Items from a data source:
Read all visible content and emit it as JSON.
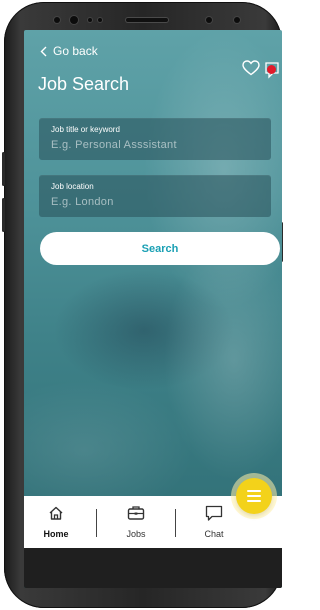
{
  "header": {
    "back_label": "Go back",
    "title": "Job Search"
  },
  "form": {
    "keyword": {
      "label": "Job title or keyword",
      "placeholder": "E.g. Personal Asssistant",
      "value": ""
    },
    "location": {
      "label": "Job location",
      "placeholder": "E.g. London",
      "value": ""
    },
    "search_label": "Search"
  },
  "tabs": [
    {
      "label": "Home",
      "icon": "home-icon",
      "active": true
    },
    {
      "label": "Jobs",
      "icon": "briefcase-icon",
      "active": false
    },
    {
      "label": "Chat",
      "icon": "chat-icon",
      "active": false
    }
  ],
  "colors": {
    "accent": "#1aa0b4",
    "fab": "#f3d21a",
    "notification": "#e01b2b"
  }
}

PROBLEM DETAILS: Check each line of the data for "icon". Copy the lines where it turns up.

WRITTEN ANSWER:
      "icon": "home-icon",
      "icon": "briefcase-icon",
      "icon": "chat-icon",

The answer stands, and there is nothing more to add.